We know that there have been times in prehistory when there were also very different rainfall regimes to today in tropical and sub-tropical Africa. One particular well-documented event was the African Humid Period (AHP; roughly 14,000 to 6,000 years ago) when, due to enhanced monsoon rainfall, much of the Sahara was transformed into a region with extensive wetlands, savannahs, and large lakes, occupied by people and a variety of iconic animals, including hippos and crocodiles. But there is evidence of many such events across the whole continent occurring at various times. For example,  Lake Makgadikgadi in Botswana was at times a 'mega' lake (see right image), but is now a mostly dry saltpan.

 

What can the past dynamics of these highly changeable systems tell us about the dominant causal mechanisms and how sensitive they will be to future climate change? 

Sallie Burrough with the geological coring team at lake Makgadikgadi, 2016
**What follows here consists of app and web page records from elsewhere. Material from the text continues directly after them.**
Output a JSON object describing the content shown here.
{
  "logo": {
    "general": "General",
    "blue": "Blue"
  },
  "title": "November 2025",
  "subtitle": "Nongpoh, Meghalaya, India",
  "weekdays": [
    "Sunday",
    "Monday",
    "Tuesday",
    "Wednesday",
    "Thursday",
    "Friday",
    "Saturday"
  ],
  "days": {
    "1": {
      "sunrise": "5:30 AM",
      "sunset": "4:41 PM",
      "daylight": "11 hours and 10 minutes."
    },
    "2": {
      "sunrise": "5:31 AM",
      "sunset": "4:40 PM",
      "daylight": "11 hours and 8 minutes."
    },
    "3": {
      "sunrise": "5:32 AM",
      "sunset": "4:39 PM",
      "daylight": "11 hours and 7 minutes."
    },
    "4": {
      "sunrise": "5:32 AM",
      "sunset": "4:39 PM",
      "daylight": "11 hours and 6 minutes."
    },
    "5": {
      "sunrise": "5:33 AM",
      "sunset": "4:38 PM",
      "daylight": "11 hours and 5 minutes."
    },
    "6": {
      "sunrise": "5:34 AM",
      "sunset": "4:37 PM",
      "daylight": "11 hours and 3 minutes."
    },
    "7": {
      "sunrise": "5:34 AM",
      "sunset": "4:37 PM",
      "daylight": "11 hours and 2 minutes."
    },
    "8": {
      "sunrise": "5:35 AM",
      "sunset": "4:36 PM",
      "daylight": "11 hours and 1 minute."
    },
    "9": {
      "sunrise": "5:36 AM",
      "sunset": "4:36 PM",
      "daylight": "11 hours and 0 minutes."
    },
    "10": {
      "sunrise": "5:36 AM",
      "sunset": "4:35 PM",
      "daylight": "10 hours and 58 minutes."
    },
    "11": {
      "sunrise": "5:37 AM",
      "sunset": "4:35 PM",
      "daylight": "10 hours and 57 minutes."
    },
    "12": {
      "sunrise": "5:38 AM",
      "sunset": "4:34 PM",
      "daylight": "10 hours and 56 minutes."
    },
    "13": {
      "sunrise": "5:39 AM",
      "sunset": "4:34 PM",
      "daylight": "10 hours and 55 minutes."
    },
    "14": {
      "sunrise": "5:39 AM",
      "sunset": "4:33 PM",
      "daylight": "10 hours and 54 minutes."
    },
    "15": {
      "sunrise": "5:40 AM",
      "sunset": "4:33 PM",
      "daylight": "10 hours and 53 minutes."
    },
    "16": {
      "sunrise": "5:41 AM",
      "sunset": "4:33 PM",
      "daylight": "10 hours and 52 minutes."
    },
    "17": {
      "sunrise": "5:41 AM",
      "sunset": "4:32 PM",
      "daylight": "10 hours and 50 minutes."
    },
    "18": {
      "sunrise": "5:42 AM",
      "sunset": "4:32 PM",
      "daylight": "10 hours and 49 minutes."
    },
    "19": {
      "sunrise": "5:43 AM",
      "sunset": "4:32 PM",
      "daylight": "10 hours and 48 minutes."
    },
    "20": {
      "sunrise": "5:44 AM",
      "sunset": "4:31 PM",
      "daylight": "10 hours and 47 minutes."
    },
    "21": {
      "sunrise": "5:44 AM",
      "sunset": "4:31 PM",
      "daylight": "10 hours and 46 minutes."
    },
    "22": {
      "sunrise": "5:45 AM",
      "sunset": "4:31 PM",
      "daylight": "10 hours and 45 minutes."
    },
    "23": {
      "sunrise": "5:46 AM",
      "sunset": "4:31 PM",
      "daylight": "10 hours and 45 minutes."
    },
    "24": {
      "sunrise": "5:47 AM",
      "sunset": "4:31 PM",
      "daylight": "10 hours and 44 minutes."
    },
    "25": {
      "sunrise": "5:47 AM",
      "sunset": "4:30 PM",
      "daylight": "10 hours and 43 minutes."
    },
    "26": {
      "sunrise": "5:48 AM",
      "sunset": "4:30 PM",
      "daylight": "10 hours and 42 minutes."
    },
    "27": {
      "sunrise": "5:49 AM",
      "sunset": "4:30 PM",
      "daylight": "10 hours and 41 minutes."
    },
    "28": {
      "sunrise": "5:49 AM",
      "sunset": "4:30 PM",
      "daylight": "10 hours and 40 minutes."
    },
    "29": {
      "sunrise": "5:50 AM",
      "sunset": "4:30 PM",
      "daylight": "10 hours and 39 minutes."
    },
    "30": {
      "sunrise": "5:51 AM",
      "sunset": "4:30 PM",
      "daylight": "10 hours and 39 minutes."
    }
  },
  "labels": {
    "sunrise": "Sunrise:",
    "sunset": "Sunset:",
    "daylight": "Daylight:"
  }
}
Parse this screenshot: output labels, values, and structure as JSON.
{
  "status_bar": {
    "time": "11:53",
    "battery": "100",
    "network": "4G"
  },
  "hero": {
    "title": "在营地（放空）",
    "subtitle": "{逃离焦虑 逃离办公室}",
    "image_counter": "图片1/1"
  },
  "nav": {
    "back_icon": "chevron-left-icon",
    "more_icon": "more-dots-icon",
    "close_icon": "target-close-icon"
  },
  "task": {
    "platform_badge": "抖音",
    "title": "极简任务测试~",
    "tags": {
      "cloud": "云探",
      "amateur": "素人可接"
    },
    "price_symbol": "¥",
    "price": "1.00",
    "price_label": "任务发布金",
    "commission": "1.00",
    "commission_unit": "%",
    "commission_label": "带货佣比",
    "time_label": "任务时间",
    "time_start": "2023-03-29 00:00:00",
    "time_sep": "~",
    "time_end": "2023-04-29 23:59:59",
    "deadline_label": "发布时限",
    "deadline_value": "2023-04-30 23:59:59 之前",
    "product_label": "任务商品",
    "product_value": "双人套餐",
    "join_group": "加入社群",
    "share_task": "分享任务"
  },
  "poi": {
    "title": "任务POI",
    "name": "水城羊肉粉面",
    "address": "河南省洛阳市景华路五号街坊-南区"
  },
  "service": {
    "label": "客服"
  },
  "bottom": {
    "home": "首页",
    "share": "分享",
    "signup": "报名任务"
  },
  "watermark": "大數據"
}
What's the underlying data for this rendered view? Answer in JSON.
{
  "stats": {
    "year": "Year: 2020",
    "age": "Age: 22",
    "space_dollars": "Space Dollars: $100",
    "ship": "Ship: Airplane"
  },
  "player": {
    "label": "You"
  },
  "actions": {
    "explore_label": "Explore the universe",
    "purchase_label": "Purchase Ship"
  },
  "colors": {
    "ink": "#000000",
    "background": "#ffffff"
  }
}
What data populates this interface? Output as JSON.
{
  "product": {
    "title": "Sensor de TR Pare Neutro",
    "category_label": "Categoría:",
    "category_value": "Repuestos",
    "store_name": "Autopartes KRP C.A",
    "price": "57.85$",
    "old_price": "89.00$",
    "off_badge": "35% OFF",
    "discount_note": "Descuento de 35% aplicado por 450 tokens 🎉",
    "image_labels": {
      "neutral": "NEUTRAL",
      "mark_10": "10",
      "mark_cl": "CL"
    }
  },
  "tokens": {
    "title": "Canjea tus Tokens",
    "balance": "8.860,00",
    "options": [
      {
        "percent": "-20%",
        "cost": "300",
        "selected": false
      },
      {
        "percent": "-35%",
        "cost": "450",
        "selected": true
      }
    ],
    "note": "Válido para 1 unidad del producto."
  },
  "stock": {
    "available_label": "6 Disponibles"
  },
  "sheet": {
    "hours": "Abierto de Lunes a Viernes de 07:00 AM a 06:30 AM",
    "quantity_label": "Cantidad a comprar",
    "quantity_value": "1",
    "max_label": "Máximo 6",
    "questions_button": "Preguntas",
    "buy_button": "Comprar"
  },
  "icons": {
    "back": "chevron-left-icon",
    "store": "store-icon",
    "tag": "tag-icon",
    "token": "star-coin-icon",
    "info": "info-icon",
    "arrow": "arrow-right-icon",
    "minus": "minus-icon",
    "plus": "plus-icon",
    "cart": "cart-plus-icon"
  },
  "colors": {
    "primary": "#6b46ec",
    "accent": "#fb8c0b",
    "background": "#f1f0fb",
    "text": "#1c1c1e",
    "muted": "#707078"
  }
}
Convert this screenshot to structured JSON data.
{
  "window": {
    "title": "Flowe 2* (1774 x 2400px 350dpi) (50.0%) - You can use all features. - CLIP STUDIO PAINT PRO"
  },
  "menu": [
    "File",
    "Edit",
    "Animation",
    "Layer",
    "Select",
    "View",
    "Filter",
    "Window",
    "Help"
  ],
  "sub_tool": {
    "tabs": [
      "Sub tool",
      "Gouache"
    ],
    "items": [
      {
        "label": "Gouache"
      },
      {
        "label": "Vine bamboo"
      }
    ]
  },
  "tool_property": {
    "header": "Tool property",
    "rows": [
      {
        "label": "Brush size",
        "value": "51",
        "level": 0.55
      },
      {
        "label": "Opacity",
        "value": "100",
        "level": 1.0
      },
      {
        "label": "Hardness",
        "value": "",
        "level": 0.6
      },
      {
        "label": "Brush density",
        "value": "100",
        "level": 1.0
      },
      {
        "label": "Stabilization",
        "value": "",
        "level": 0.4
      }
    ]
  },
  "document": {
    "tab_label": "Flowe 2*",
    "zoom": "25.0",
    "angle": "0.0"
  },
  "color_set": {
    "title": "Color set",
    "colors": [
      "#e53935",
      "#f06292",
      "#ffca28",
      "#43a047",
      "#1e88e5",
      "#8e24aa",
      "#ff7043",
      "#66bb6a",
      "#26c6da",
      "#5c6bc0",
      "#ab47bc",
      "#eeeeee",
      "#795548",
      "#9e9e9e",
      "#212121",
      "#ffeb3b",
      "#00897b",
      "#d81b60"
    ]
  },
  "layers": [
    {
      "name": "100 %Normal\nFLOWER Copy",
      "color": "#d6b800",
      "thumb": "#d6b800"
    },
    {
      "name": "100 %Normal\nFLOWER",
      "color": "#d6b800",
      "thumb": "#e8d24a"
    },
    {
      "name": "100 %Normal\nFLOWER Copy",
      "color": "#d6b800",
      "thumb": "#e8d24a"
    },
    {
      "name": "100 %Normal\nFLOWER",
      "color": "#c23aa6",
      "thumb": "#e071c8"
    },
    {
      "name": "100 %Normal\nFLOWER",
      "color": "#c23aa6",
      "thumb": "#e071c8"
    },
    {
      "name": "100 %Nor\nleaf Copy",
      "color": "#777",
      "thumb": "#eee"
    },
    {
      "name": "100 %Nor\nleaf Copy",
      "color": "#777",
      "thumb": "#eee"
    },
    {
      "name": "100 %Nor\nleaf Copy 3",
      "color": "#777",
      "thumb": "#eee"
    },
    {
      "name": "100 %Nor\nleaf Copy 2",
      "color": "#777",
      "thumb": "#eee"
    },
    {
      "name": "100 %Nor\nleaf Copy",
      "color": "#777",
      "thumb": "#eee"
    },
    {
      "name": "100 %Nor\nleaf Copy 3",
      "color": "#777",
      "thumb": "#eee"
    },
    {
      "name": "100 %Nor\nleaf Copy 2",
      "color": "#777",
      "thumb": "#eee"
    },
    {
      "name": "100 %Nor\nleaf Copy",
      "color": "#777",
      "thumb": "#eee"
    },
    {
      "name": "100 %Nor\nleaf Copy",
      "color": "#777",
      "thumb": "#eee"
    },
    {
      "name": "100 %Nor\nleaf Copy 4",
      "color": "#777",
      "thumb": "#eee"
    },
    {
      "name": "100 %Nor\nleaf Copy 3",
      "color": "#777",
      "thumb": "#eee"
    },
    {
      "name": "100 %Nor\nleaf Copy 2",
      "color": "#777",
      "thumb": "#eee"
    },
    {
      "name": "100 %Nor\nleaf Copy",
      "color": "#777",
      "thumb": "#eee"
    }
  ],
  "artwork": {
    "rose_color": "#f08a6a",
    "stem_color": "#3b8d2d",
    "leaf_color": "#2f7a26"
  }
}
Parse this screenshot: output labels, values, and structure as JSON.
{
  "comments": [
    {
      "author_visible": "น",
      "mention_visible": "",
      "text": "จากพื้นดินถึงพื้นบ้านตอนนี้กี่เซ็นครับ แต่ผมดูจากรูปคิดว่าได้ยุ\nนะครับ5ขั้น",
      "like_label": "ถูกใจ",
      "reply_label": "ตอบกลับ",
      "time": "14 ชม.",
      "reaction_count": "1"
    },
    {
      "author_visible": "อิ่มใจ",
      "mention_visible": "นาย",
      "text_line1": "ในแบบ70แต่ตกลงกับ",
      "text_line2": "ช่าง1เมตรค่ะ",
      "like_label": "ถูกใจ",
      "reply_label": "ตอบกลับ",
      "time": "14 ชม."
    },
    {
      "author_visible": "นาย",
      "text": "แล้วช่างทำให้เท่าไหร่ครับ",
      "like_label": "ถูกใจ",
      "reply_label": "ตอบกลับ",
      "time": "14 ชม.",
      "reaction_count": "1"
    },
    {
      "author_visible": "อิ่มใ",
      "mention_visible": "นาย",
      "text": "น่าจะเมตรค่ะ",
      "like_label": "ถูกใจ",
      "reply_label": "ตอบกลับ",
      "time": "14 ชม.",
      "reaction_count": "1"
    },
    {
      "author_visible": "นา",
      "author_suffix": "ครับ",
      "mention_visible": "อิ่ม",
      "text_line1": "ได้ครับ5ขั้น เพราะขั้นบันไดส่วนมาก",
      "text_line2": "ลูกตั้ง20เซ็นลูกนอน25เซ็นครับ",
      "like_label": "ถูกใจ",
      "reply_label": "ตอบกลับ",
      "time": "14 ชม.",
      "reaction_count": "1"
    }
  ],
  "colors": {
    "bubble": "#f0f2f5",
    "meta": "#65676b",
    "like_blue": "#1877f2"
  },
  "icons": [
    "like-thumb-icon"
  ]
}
Research

 

We perform model-data comparisons between existing model outputs (e.g. PMIP3/4 simulations; TraCE-21ka transient simulation with CCSM3; HadCM3 late Quaternary simulations by Singarayer and Valdes, 2010), as well as new model simulations, with empirical data compiled in these projects in order to understand mechanisms driving the patterns of change.  

Members of these projects have been involved in developing a meta-database of published southern hemisphere lake records, and existing models for relevant lake regions as part of the Global Lakes Database. Using the database we can identify key transitions and the degree of homogeneity in hydro-climate changes. These may then be used alongside climate model experiments to understand the system. 

We also use simple hydrological models, driven by climate model output to more directly compare with paleo-lake records.

 

The PotASH project sought to provide a formal network of dryland palaeolake researchers working on similar questions across the Southern Hemisphere.

Change in winter surface air temperature (degrees C) due to early Holocene extensive lakes and wetlands, as modelled with HadGEM3.